My campus was locked down, and then closed, this morning when a gunman began firing shots. He entered the library, where all the security is designed to keep things from leaving inappropriately, went to the sixth floor (early reports said the fifth floor), and shot himself. The university’s warning system, instituted after the Virginia Tech shootings, helped to insure that there were no other injuries. I received a text message telling me there was an armed person in the vicinity of the library within minutes. I was not on campus, but my daughter was heading in to take a math exam. She got off the bus to find a small tank going down the street, helicopters circling overhead, and a woman in a green dress telling everyone that campus was locked down and directing them not to cross the street onto campus. My daughter couldn’t go to class, and couldn’t get home—the northbound bus stop was on the campus side of the street—so I drove in and took her to breakfast. People in my building waited for several hours. A SWAT team frisked them and took them to a classroom, where they stayed for two hours until a search of the building was completed. A friend of my daughter’s was on the sixth floor of the library this morning, and had to stay there for more than 6 hours.
A friend was teaching an early morning class, and reports:
[I] was lecturing on the ‘Crito’, justice, political obligation, civil disobedience and the unimportance of death; with what I thought was admirable Socratic sang-froid, I carried on and finished the lecture. Not sure many of them were paying much attention – at any rate to me. I had to change some of the examples (about coercion) rather rapidly as well.

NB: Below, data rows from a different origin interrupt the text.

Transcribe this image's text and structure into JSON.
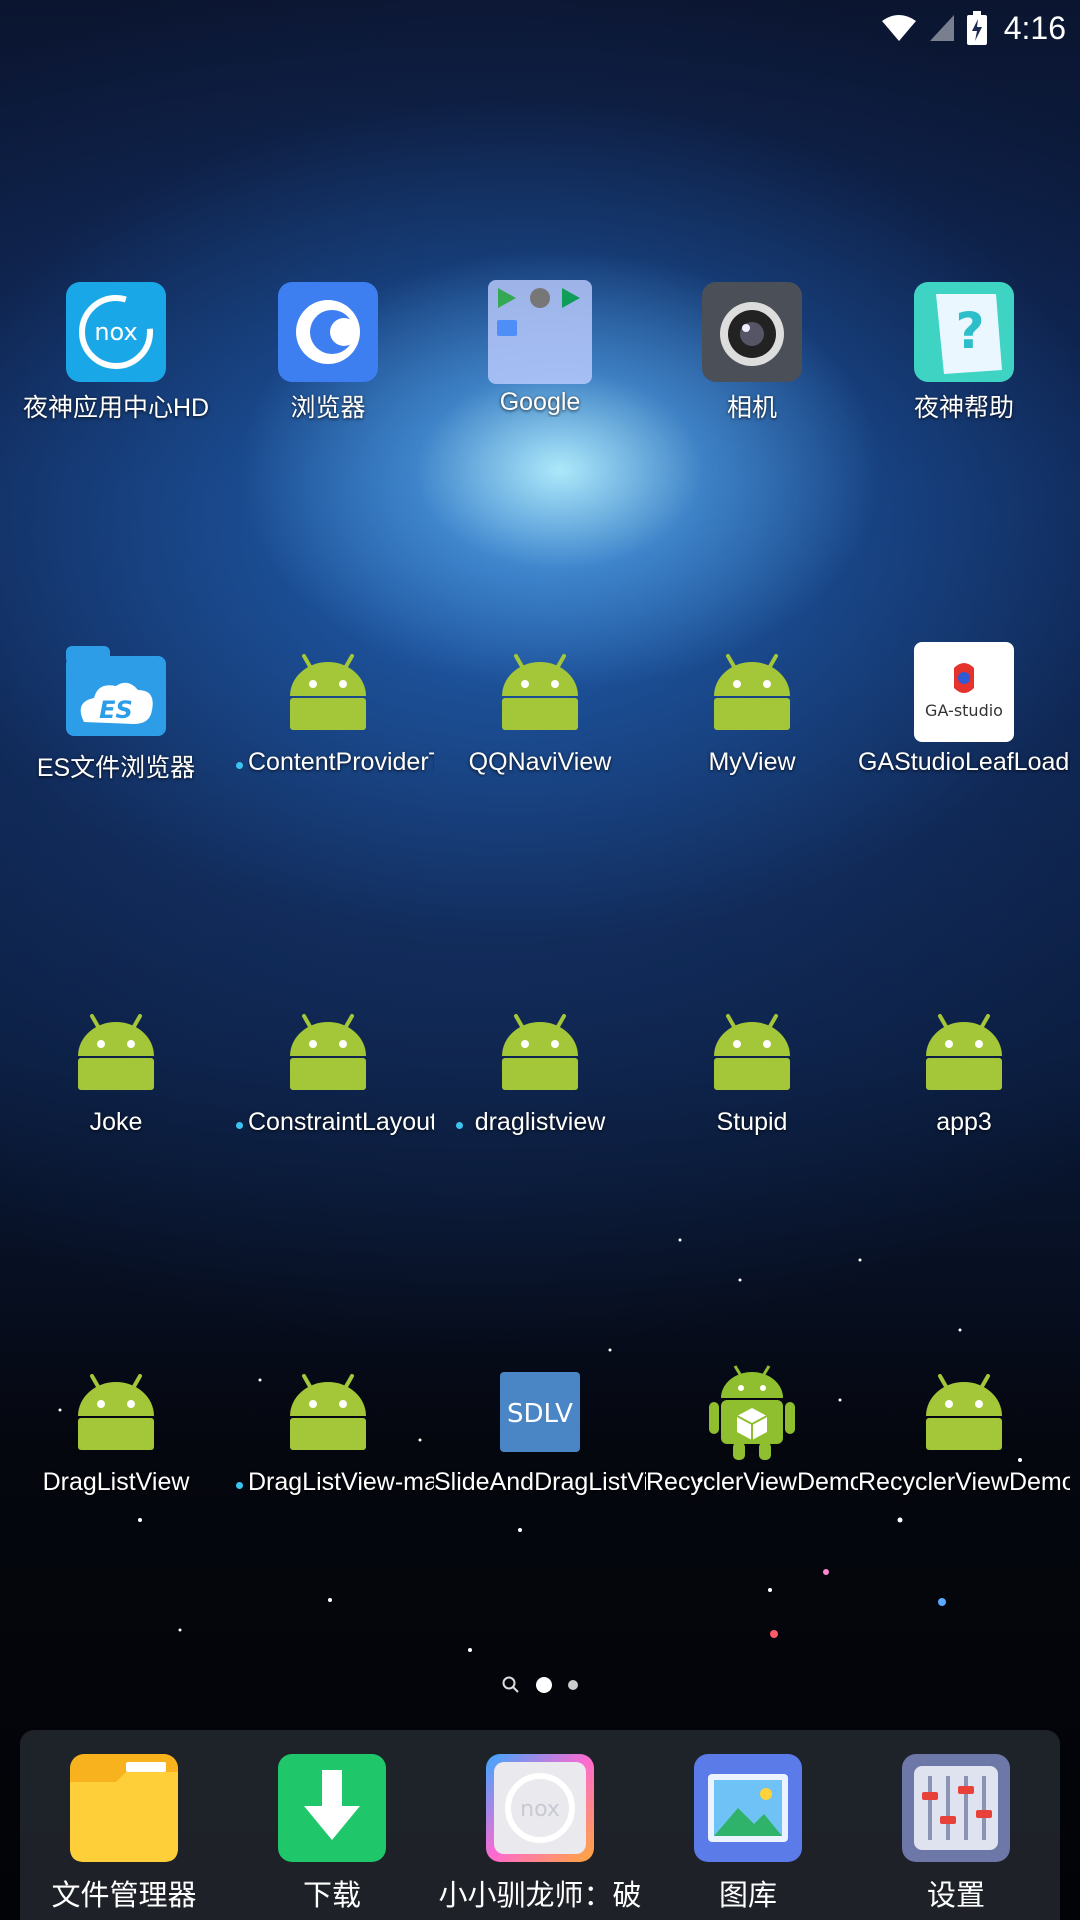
{
  "status_bar": {
    "time": "4:16",
    "icons": [
      "wifi-icon",
      "cell-signal-icon",
      "battery-charging-icon"
    ]
  },
  "apps": [
    {
      "label": "夜神应用中心HD",
      "icon": "nox-app-center-icon",
      "new": false
    },
    {
      "label": "浏览器",
      "icon": "browser-icon",
      "new": false
    },
    {
      "label": "Google",
      "icon": "google-folder-icon",
      "new": false
    },
    {
      "label": "相机",
      "icon": "camera-icon",
      "new": false
    },
    {
      "label": "夜神帮助",
      "icon": "nox-help-icon",
      "new": false
    },
    {
      "label": "ES文件浏览器",
      "icon": "es-file-explorer-icon",
      "new": false
    },
    {
      "label": "ContentProviderT",
      "icon": "android-icon",
      "new": true
    },
    {
      "label": "QQNaviView",
      "icon": "android-icon",
      "new": false
    },
    {
      "label": "MyView",
      "icon": "android-icon",
      "new": false
    },
    {
      "label": "GAStudioLeafLoadi",
      "icon": "ga-studio-icon",
      "new": false
    },
    {
      "label": "Joke",
      "icon": "android-icon",
      "new": false
    },
    {
      "label": "ConstraintLayout",
      "icon": "android-icon",
      "new": true
    },
    {
      "label": "draglistview",
      "icon": "android-icon",
      "new": true
    },
    {
      "label": "Stupid",
      "icon": "android-icon",
      "new": false
    },
    {
      "label": "app3",
      "icon": "android-icon",
      "new": false
    },
    {
      "label": "DragListView",
      "icon": "android-icon",
      "new": false
    },
    {
      "label": "DragListView-ma",
      "icon": "android-icon",
      "new": true
    },
    {
      "label": "SlideAndDragListVi",
      "icon": "sdlv-icon",
      "new": false
    },
    {
      "label": "RecyclerViewDemo",
      "icon": "android-cube-icon",
      "new": false
    },
    {
      "label": "RecyclerViewDemo",
      "icon": "android-icon",
      "new": false
    }
  ],
  "sdlv_text": "SDLV",
  "ga_text": "GA-studio",
  "nox_text": "nox",
  "pager": {
    "pages": 2,
    "current": 1
  },
  "dock": [
    {
      "label": "文件管理器",
      "icon": "folder-icon"
    },
    {
      "label": "下载",
      "icon": "download-icon"
    },
    {
      "label": "小小驯龙师：破",
      "icon": "nox-game-icon"
    },
    {
      "label": "图库",
      "icon": "gallery-icon"
    },
    {
      "label": "设置",
      "icon": "settings-icon"
    }
  ],
  "colors": {
    "android_green": "#A4C639",
    "new_dot": "#3CC4F0"
  }
}
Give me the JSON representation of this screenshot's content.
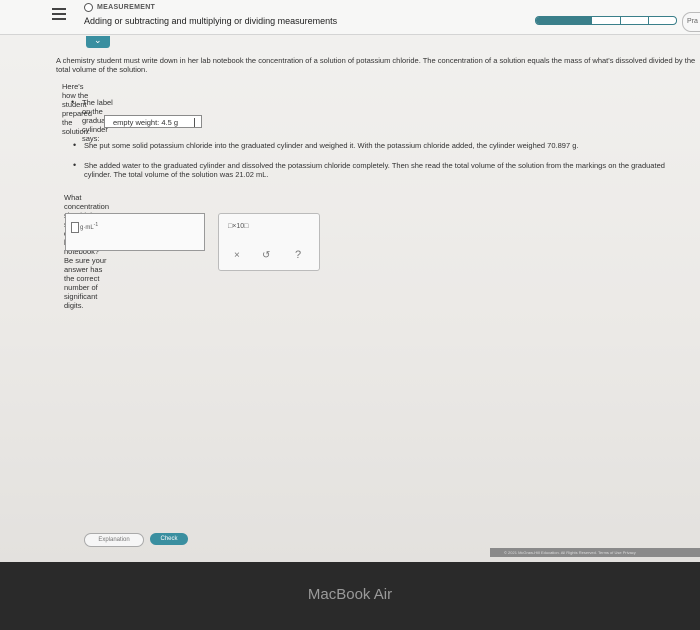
{
  "header": {
    "topic": "MEASUREMENT",
    "title": "Adding or subtracting and multiplying or dividing measurements",
    "progress_fraction": 0.4,
    "next_tab_label": "Pra"
  },
  "problem": {
    "intro": "A chemistry student must write down in her lab notebook the concentration of a solution of potassium chloride. The concentration of a solution equals the mass of what's dissolved divided by the total volume of the solution.",
    "prep_heading": "Here's how the student prepared the solution:",
    "bullet1": "The label on the graduated cylinder says:",
    "label_text": "empty weight: 4.5 g",
    "bullet2": "She put some solid potassium chloride into the graduated cylinder and weighed it. With the potassium chloride added, the cylinder weighed 70.897 g.",
    "bullet3": "She added water to the graduated cylinder and dissolved the potassium chloride completely. Then she read the total volume of the solution from the markings on the graduated cylinder. The total volume of the solution was 21.02 mL.",
    "question": "What concentration should the student write down in her lab notebook? Be sure your answer has the correct number of significant digits."
  },
  "answer": {
    "unit": "g·mL",
    "unit_exp": "-1"
  },
  "tools": {
    "sci_notation": "□×10□",
    "clear": "×",
    "undo": "↺",
    "help": "?"
  },
  "footer": {
    "explanation": "Explanation",
    "check": "Check",
    "copyright": "© 2021 McGraw-Hill Education. All Rights Reserved.   Terms of Use   Privacy"
  },
  "device": {
    "brand": "MacBook Air"
  },
  "colors": {
    "accent": "#3a8fa0"
  }
}
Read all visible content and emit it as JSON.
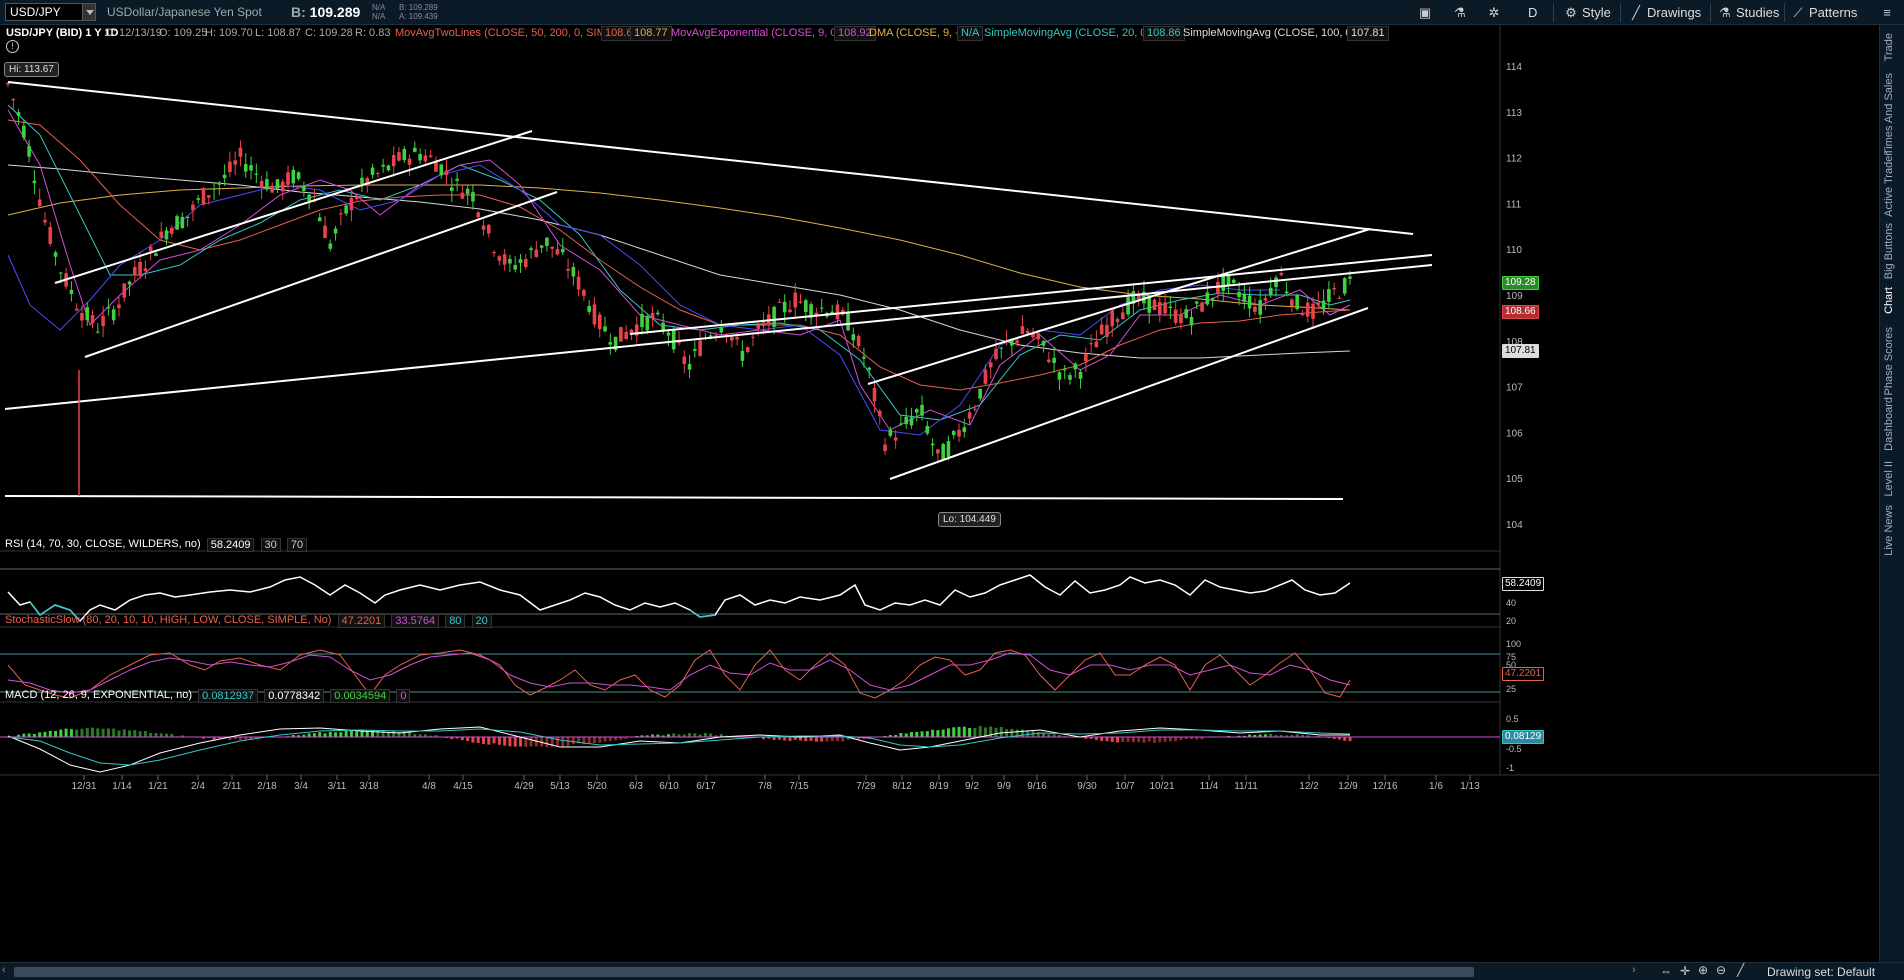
{
  "header": {
    "symbol": "USD/JPY",
    "description": "USDollar/Japanese Yen Spot",
    "bid_label": "B:",
    "bid_value": "109.289",
    "na1": "N/A",
    "na2": "N/A",
    "quote_b": "B: 109.289",
    "quote_a": "A: 109.439",
    "period_btn": "D",
    "style_btn": "Style",
    "drawings_btn": "Drawings",
    "studies_btn": "Studies",
    "patterns_btn": "Patterns"
  },
  "studybar": {
    "title": "USD/JPY (BID) 1 Y 1D",
    "date": "D: 12/13/19",
    "open": "O: 109.25",
    "high": "H: 109.70",
    "low": "L: 108.87",
    "close": "C: 109.28",
    "range": "R: 0.83",
    "s1": "MovAvgTwoLines (CLOSE, 50, 200, 0, SIMPLE)",
    "s1v1": "108.66",
    "s1v2": "108.77",
    "s2": "MovAvgExponential (CLOSE, 9, 0, no)",
    "s2v": "108.92",
    "s3": "DMA (CLOSE, 9, -14)",
    "s3v": "N/A",
    "s4": "SimpleMovingAvg (CLOSE, 20, 0, no)",
    "s4v": "108.86",
    "s5": "SimpleMovingAvg (CLOSE, 100, 0, no)",
    "s5v": "107.81"
  },
  "annotations": {
    "hi": "Hi: 113.67",
    "lo": "Lo: 104.449"
  },
  "price_tags": {
    "last": "109.28",
    "ma50": "108.66",
    "ma100": "107.81"
  },
  "rsi": {
    "label": "RSI (14, 70, 30, CLOSE, WILDERS, no)",
    "value": "58.2409",
    "ob": "30",
    "os": "70",
    "tag": "58.2409"
  },
  "stoch": {
    "label": "StochasticSlow (80, 20, 10, 10, HIGH, LOW, CLOSE, SIMPLE, No)",
    "k": "47.2201",
    "d": "33.5764",
    "hi": "80",
    "lo": "20",
    "tag": "47.2201"
  },
  "macd": {
    "label": "MACD (12, 26, 9, EXPONENTIAL, no)",
    "v": "0.0812937",
    "avg": "0.0778342",
    "diff": "0.0034594",
    "zero": "0",
    "tag": "0.08129"
  },
  "right_tabs": [
    "Trade",
    "Times And Sales",
    "Active Trader",
    "Big Buttons",
    "Chart",
    "Phase Scores",
    "Dashboard",
    "Level II",
    "Live News"
  ],
  "footer": {
    "drawing_set": "Drawing set: Default"
  },
  "chart_data": [
    {
      "type": "candlestick",
      "title": "USD/JPY (BID) 1 Y 1D",
      "x_ticks": [
        "12/31",
        "1/14",
        "1/21",
        "2/4",
        "2/11",
        "2/18",
        "3/4",
        "3/11",
        "3/18",
        "4/8",
        "4/15",
        "4/29",
        "5/13",
        "5/20",
        "6/3",
        "6/10",
        "6/17",
        "7/8",
        "7/15",
        "7/29",
        "8/12",
        "8/19",
        "9/2",
        "9/9",
        "9/16",
        "9/30",
        "10/7",
        "10/21",
        "11/4",
        "11/11",
        "12/2",
        "12/9",
        "12/16",
        "1/6",
        "1/13"
      ],
      "y_ticks": [
        104,
        105,
        106,
        107,
        108,
        109,
        110,
        111,
        112,
        113,
        114
      ],
      "ylim": [
        103.5,
        114.5
      ],
      "close_path": [
        113.6,
        112.5,
        110.7,
        109.5,
        108.7,
        108.3,
        108.7,
        109.4,
        109.9,
        110.5,
        110.7,
        111.2,
        111.5,
        112.0,
        111.6,
        111.3,
        111.6,
        111.2,
        110.1,
        110.9,
        111.5,
        111.7,
        112.0,
        112.1,
        111.9,
        111.4,
        111.2,
        110.2,
        109.6,
        109.8,
        110.2,
        109.8,
        109.2,
        108.4,
        108.0,
        108.3,
        108.5,
        108.2,
        107.4,
        108.1,
        108.4,
        107.7,
        108.2,
        108.6,
        108.9,
        108.7,
        108.7,
        108.4,
        107.5,
        105.8,
        106.1,
        106.5,
        105.4,
        105.9,
        106.6,
        107.5,
        108.0,
        108.2,
        107.8,
        107.2,
        107.4,
        108.1,
        108.6,
        108.9,
        108.8,
        108.6,
        108.5,
        108.9,
        109.3,
        109.0,
        108.7,
        109.5,
        108.8,
        108.6,
        109.0,
        109.28
      ],
      "series": [
        {
          "name": "MovAvgTwoLines (CLOSE, 50, 200, 0, SIMPLE)",
          "color": "#e8604c",
          "last": 108.66
        },
        {
          "name": "MovAvgExponential (CLOSE, 9, 0, no)",
          "color": "#d24fd6",
          "last": 108.92
        },
        {
          "name": "DMA (CLOSE, 9, -14)",
          "color": "#4a4aff"
        },
        {
          "name": "SimpleMovingAvg (CLOSE, 20, 0, no)",
          "color": "#34c7c7",
          "last": 108.86
        },
        {
          "name": "SimpleMovingAvg (CLOSE, 100, 0, no)",
          "color": "#d8d8d8",
          "last": 107.81
        }
      ]
    },
    {
      "type": "line",
      "title": "RSI (14, 70, 30, CLOSE, WILDERS, no)",
      "y_ticks": [
        20,
        40
      ],
      "last": 58.2409
    },
    {
      "type": "line",
      "title": "StochasticSlow",
      "y_ticks": [
        25,
        50,
        75,
        100
      ],
      "last": 47.2201
    },
    {
      "type": "bar",
      "title": "MACD (12, 26, 9, EXPONENTIAL, no)",
      "y_ticks": [
        0.5,
        0,
        -0.5,
        -1
      ],
      "last": 0.08129
    }
  ],
  "colors": {
    "up": "#3fd13f",
    "down": "#e8434a",
    "bg": "#000000",
    "toolbar": "#0b1a27"
  }
}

I suppose that doesn’t say anything very good about the relevance of philosophy—or at least of the ideas of Socrates.
One notable feature of this morning’s experiences: My daughter had rapid access to an amazing amount of information about what was happening. She and I were both receiving the university’s emergency text messages. She could also receive the emergency emails. But she also began receiving text messages from students all over campus—some in class, some in their dorms, some at their university jobs, and some in the library. She had real-time information coming from sources all over the campus. Radio stations also did a great job—KLBJ-AM did an especially outstanding job—but social media beat out traditional media for those with a rich social network. For the rest of us—well, my phone sat there silently. But I heard everything from her.